Indians hate mainland Chinese people

Why does China uphold the principle of one country, two systems?

In addition to the technical details that provide other answers, it is also due to the fact that Deng's mental habit was scientific, just as the English mind was scientific in the 17th century: when orthodox theories began to lose authority, Deng resorted to experience. Deng's policy towards Hong Kong and Macau was his cat theory and the theory of the feeling of stones in practice.

In contrast to Mao's big leap forward nationwide, Deng's economic reform was gradual and piecemeal, beginning with experiments in tiny SEZs like Shenzhen. By carefully studying the pros and cons of these SEZs, he slowly learned what to do and what not.

Opinion reforms showed great promise in the 1980s. Virtually no one was persecuted for their opinion, and many unusual and valuable books were published during this period. Then came these student movements demanding democracy and freedom. Everything the student said sounded right except that there was no empirical evidence. Deng deeply hates GLF and decides that the best thing students can do is get back to the classroom. The rest of the story is known. History has shown that Deng was right: the collapse of the Soviet Union was a counterexample to the democratic ideal of students, which was as appealing in theory as it was in practice catastrophic. The mentality that encompassed democracy in 1989 was no different from the mentality that encompassed communism in 1921 and that which started the GLF in 1958. Many Russians today still romanticize revolutions and shock therapies without realizing that they are just GLFs in various forms.

As a result of the student movements, the government learned a lesson and tightened ideological controls. If students had foreseen the consequences of their actions in 1989, they would have seen the irony: instead of gaining what they wanted, they lost what they already had - freedom of expression.

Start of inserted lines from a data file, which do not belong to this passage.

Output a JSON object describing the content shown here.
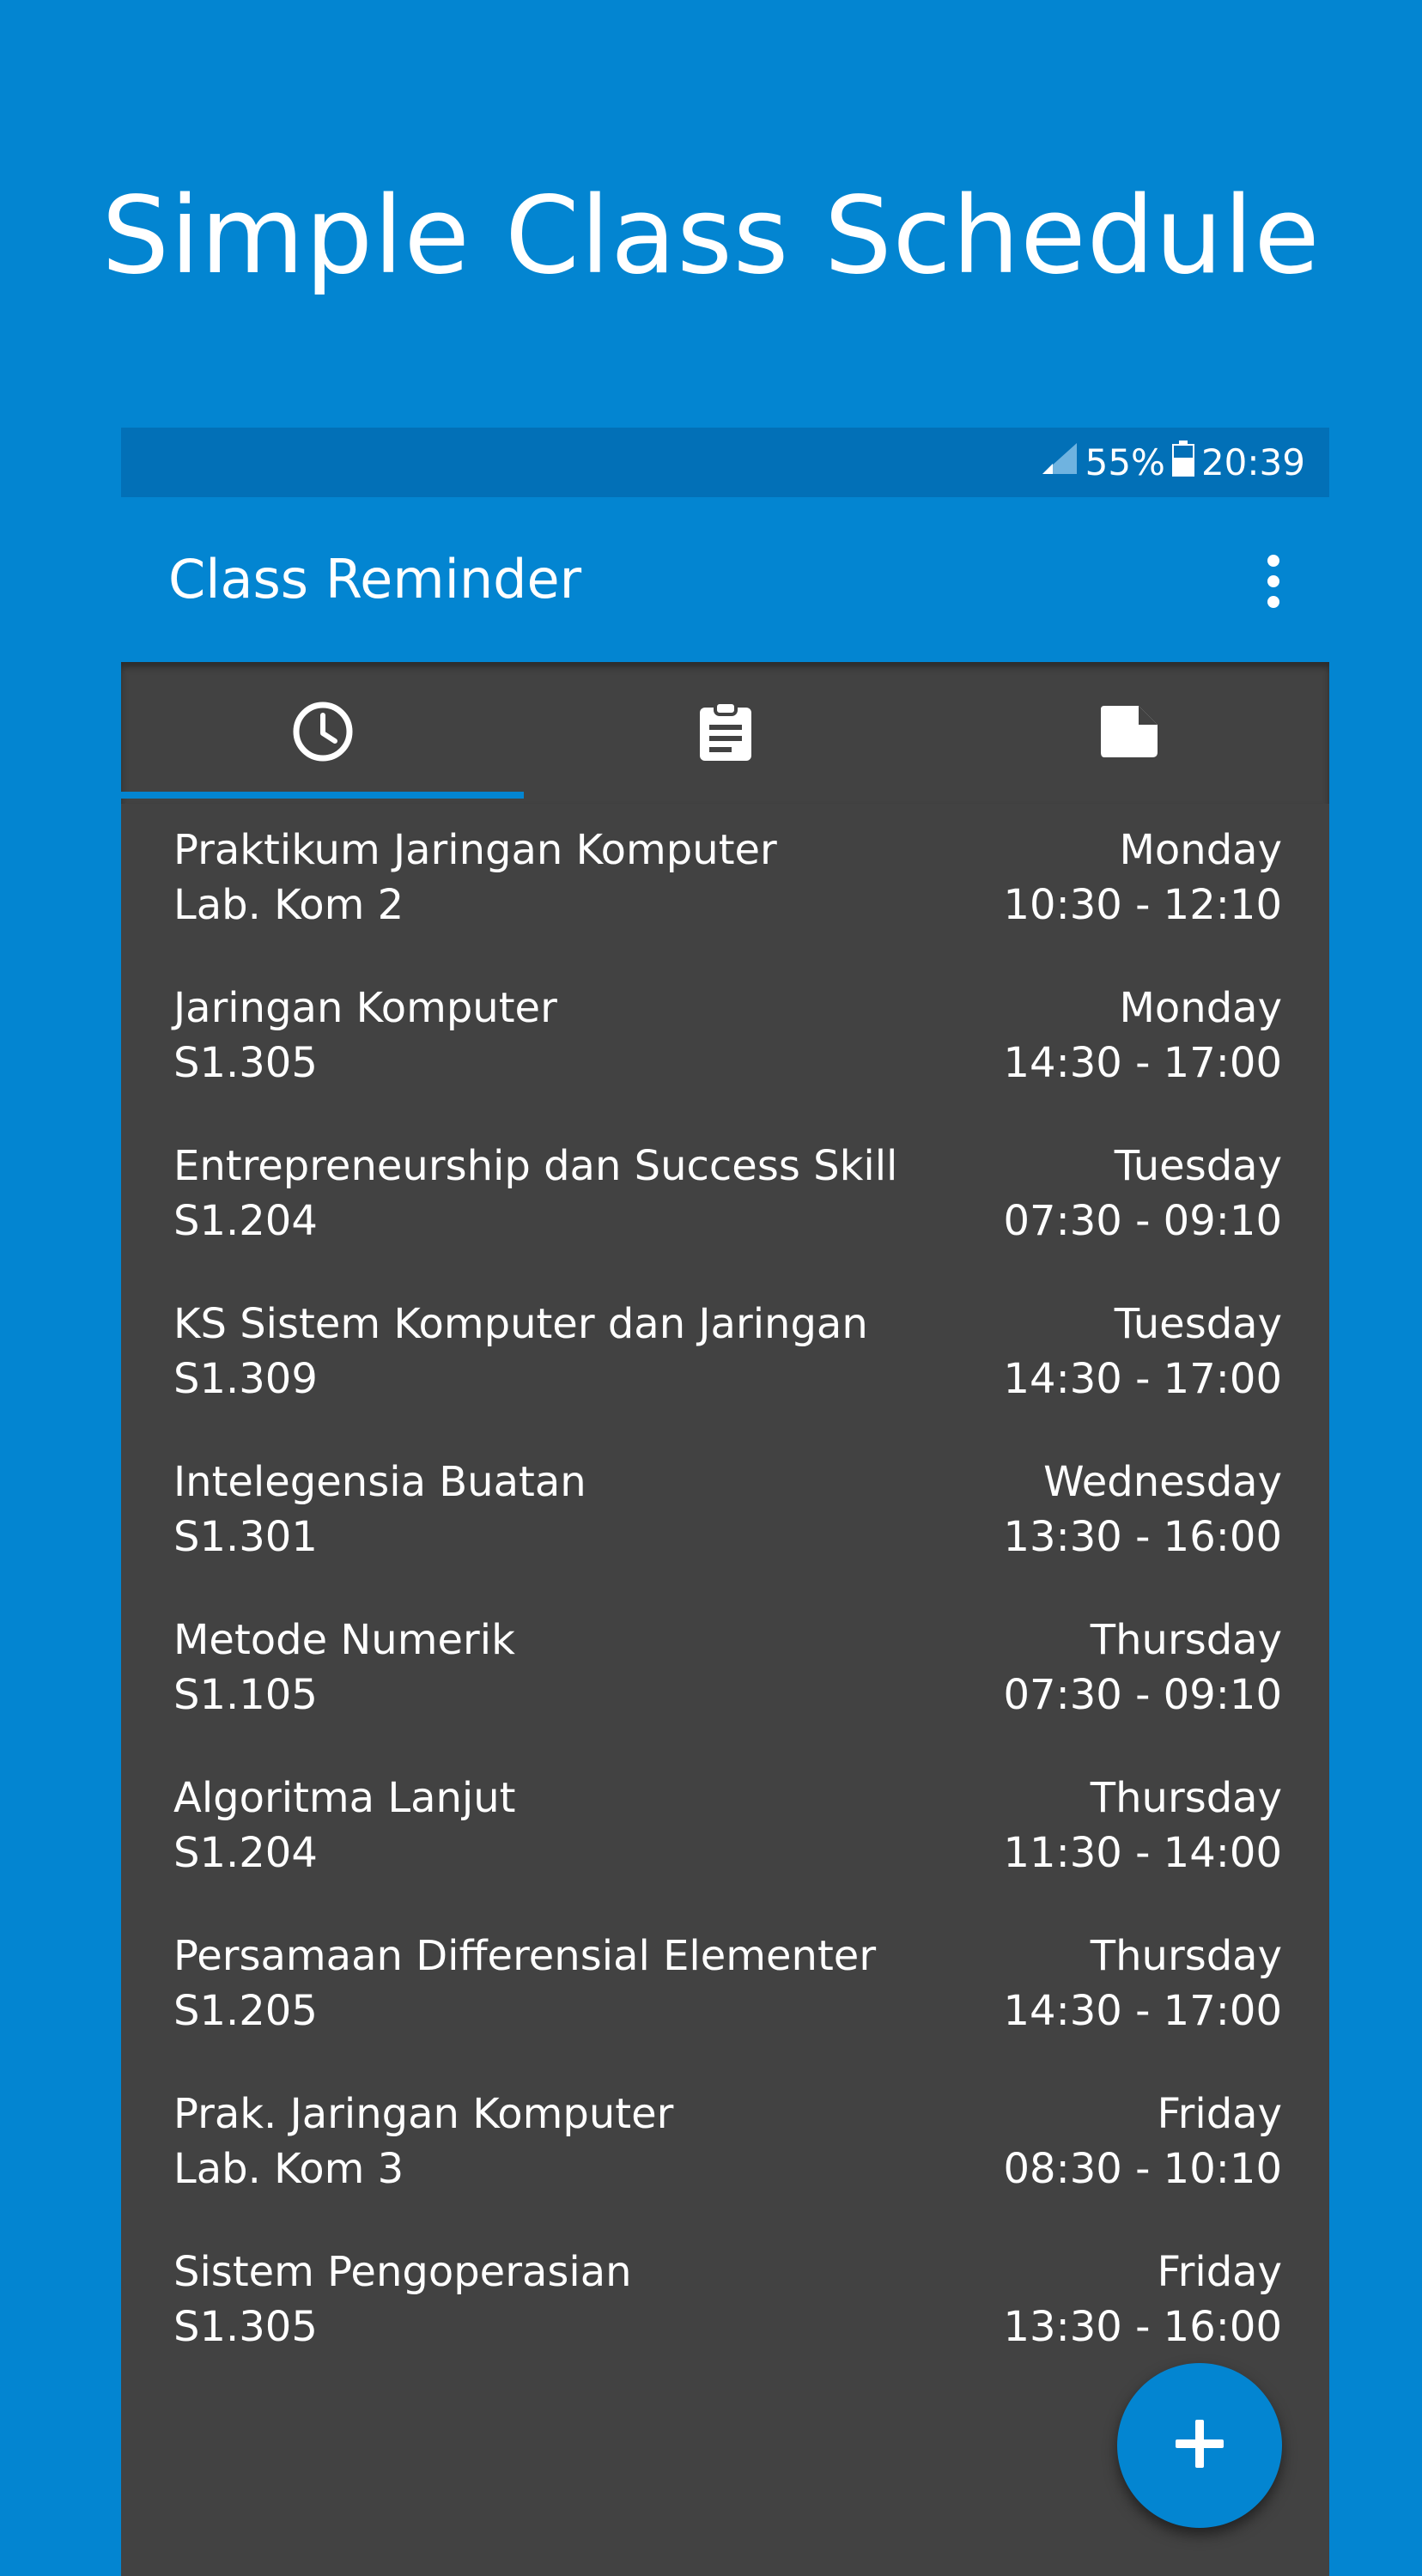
{
  "promo": {
    "title": "Simple Class Schedule"
  },
  "status_bar": {
    "battery": "55%",
    "time": "20:39"
  },
  "app_bar": {
    "title": "Class Reminder"
  },
  "tabs": [
    {
      "icon": "clock-icon",
      "selected": true
    },
    {
      "icon": "clipboard-icon",
      "selected": false
    },
    {
      "icon": "note-icon",
      "selected": false
    }
  ],
  "schedule": [
    {
      "course": "Praktikum Jaringan Komputer",
      "room": "Lab. Kom 2",
      "day": "Monday",
      "time": "10:30 - 12:10"
    },
    {
      "course": "Jaringan Komputer",
      "room": "S1.305",
      "day": "Monday",
      "time": "14:30 - 17:00"
    },
    {
      "course": "Entrepreneurship dan Success Skill",
      "room": "S1.204",
      "day": "Tuesday",
      "time": "07:30 - 09:10"
    },
    {
      "course": "KS Sistem Komputer dan Jaringan",
      "room": "S1.309",
      "day": "Tuesday",
      "time": "14:30 - 17:00"
    },
    {
      "course": "Intelegensia Buatan",
      "room": "S1.301",
      "day": "Wednesday",
      "time": "13:30 - 16:00"
    },
    {
      "course": "Metode Numerik",
      "room": "S1.105",
      "day": "Thursday",
      "time": "07:30 - 09:10"
    },
    {
      "course": "Algoritma Lanjut",
      "room": "S1.204",
      "day": "Thursday",
      "time": "11:30 - 14:00"
    },
    {
      "course": "Persamaan Differensial Elementer",
      "room": "S1.205",
      "day": "Thursday",
      "time": "14:30 - 17:00"
    },
    {
      "course": "Prak. Jaringan Komputer",
      "room": "Lab. Kom 3",
      "day": "Friday",
      "time": "08:30 - 10:10"
    },
    {
      "course": "Sistem Pengoperasian",
      "room": "S1.305",
      "day": "Friday",
      "time": "13:30 - 16:00"
    }
  ],
  "fab": {
    "icon": "plus-icon"
  },
  "colors": {
    "primary": "#0385d1",
    "primary_dark": "#0270b7",
    "list_background": "#424242",
    "text": "#ffffff"
  }
}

Of course, if Deng had argued like me in this post, no tanks would have been necessary. If Deng or a government official had told the students that no one knew how democracy would work among Chinese-speaking people, and it was better to do some experiments first, the students would have come to their senses. Unfortunately Deng was not highly developed; his gut feeling was right, but he didn't know how to put it. The best theory Deng could come up with was crossing the river by feeling the stones - a stage that was practically rude to a college student. In fact, none of the communist revolutionaries were highly developed or they wouldn't make the revolution at all; Until the early 1990s, China's ruling elite consisted entirely of highly intelligent and experienced red-necked people. They still held theories in high regard, but their experiences told them something was wrong; In the fog of agony, they were tortured by a strong feeling of inferiority in front of these well-trained opponents. Therefore argue with my tanks!

Hong Kong and Macau were basically Deng's SEZ in the realm of government. No matter what Deng's long-term plan was, it was not his habit to make sudden changes, be it China going Hong Kong's way or Hong Kong returning to China - this is the essence of crossing the river by feeling the stones - each policy needs to be locally tested somewhere before acceptance. And if both are successful, there is no need to change either - this is the essence of Deng's cat theory.

Another curious fact is that in 1989 no one in the ruling party could argue the way I do today. I doubt anyone in China today can make as simple an argument as I can.

When the dust settles, the question naturally arises: How many of these spectators cheering for China's democracy really wished China all the best?


At first glance, this answer seems to be rather opinion-based. Are there sources that suggest this line of thought?